The common thread in Moyo’s prescriptions is that they are market, not government, based. “Development,” she writes, “is not a mystery.” What is a mystery, she argues, is why more people don’t agree with her. “One of the most depressing aspect of the whole aid fiasco,” Moyo writes, “is that donors, policymakers, governments, academicians, economists, and development specialists know, in their heart of hearts, that aid doesn’t work, hasn’t worked and won’t work. Commenting on at least one aid donor, the Chief Economist at the British Department of Trade and Industry remarked that ‘they know it’s crap, but it sells the t-shirts.’” It also, by the way, sells concert tickets.
This, at heart, is the central tension of Dead Aid, but it also leads to one of the biggest oversights of the book. “There is no other sector,” Moyo writes, “whether it be business or politics, where such proven failures are allowed to persist in the face of such stark and unassailable evidence.” Actually, that’s not true—in politics, there are countless examples of bizarre, long-term support for obvious policy failures. Ask a public school student in Washington, D.C., whose district pours in over $13,000 per student but still, somehow, can’t teach kids to read.

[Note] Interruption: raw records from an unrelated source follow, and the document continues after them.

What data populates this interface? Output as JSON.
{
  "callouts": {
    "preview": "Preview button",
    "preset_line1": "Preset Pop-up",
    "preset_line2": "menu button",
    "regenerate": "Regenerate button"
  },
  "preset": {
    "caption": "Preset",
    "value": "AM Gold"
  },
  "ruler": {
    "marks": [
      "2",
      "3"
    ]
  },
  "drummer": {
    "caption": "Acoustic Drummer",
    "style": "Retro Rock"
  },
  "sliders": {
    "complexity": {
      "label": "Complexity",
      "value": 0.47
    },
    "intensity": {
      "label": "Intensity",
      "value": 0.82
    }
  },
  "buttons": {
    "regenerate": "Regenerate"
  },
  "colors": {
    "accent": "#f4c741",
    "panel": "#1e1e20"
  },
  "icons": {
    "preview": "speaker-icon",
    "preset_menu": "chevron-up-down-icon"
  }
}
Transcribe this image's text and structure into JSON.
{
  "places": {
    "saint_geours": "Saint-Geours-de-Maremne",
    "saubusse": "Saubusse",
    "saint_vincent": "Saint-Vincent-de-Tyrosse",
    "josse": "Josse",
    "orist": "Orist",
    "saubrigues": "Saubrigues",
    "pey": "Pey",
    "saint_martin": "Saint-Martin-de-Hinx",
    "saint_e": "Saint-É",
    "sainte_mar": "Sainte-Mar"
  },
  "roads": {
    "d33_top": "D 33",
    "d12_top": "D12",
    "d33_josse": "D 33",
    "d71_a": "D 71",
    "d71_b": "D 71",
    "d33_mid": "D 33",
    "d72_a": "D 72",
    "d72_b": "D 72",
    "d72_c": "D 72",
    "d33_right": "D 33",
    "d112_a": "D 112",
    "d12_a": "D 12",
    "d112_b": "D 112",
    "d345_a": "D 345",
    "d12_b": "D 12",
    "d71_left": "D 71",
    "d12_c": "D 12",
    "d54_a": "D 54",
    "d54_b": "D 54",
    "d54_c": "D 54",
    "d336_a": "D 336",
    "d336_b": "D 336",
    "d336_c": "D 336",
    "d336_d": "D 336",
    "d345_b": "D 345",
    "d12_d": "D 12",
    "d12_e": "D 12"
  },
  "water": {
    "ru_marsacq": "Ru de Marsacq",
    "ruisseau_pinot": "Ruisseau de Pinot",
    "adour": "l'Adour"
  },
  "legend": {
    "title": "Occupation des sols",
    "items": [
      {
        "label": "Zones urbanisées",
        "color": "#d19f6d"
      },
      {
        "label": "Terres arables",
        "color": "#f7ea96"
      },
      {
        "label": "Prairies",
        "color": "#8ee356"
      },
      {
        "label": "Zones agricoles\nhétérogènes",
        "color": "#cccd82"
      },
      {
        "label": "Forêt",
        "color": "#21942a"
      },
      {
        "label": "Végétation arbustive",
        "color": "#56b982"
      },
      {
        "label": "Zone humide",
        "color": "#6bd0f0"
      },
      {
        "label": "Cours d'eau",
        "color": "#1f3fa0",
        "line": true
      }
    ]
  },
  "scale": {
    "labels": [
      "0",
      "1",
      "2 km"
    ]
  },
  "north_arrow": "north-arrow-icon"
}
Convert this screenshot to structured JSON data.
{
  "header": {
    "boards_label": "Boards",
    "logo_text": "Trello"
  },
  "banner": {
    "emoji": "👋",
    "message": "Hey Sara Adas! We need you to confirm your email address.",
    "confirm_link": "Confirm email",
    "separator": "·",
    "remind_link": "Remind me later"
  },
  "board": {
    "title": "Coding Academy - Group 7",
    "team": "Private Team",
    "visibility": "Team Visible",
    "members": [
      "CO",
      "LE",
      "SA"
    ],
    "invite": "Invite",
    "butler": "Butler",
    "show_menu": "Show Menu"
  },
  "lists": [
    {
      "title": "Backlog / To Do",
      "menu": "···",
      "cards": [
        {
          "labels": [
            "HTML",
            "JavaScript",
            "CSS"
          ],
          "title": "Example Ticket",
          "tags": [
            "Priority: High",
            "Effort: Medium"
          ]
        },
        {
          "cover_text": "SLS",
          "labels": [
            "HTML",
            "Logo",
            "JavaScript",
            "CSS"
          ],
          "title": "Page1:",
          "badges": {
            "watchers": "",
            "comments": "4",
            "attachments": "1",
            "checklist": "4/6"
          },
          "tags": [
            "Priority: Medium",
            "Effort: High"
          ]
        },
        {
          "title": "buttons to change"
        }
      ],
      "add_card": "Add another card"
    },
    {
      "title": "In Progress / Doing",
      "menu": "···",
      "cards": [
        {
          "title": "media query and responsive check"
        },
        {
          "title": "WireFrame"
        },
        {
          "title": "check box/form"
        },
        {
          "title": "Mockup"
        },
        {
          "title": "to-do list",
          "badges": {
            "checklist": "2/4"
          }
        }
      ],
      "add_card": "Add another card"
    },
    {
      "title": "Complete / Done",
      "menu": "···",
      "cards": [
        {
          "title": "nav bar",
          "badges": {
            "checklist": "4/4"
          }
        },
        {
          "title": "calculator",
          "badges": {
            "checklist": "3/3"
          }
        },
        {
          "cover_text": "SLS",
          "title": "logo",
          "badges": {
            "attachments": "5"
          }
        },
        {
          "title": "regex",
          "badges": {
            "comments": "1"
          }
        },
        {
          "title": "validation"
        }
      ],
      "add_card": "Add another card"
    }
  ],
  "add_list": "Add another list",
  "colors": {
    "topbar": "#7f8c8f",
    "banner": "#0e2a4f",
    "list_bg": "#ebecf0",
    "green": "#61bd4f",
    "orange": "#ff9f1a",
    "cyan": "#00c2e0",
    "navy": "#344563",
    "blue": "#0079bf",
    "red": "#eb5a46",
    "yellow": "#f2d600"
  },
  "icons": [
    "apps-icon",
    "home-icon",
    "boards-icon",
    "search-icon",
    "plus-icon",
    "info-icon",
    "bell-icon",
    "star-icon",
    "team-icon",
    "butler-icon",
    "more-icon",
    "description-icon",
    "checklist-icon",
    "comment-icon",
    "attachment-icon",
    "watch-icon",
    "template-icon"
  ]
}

Ask someone nervously waiting for a government-provided, Canadian MRI. Ask an economist who knows about the real impact, or lack thereof, of massive, billion-dollar “stimulus” plans.
The real tragedy—and a central reason behind this strange, continued state of denial—is that many Western liberals have the resources to bypass the consequences of their flawed policy prescriptions. Bob Geldof wants to send money to Africa “even if it doesn’t work” because he doesn’t have to live with the results. President Obama can largely support the failing public school status quo because his daughters are safe and secure in one of Washington’s finest private schools. And America’s politicians can continue to pour billions into Africa, even if it ultimately hurts billions of Africans, because it’s much easier than making the tough choices and facing down the various constituencies who have a vested interest in the status quo.
This is a serious moral issue, and that’s why Dead Aid is an important book. While Moyo's work may be full of what some would call “tough love”—and while some of its tougher prescriptions should be modified based on a clear assessment of countries’ needs, particularly when it comes to health care, AIDS, and vaccines—in the end, it’s optimistic.
As Moyo puts it, “If other countries around the developing world have done it sans aid (generated consistent growth, raised incomes and rescued billions from the brink of poverty) why not Africa? Remember that just thirty years ago Malawi, Burundi and Burkina Faso were economically ahead of China on a per capita income basis. A dramatic turnaround is always possible.”
It's certainly possible. But when it comes to politics, sometimes solutions require more than just stating the facts. They require sustained political will. Dead Aid, at the very least, provides a first step towards changing how America, and the world, thinks about how to help Africa. Hopefully it will be loud enough to compete with those awesome electric guitars.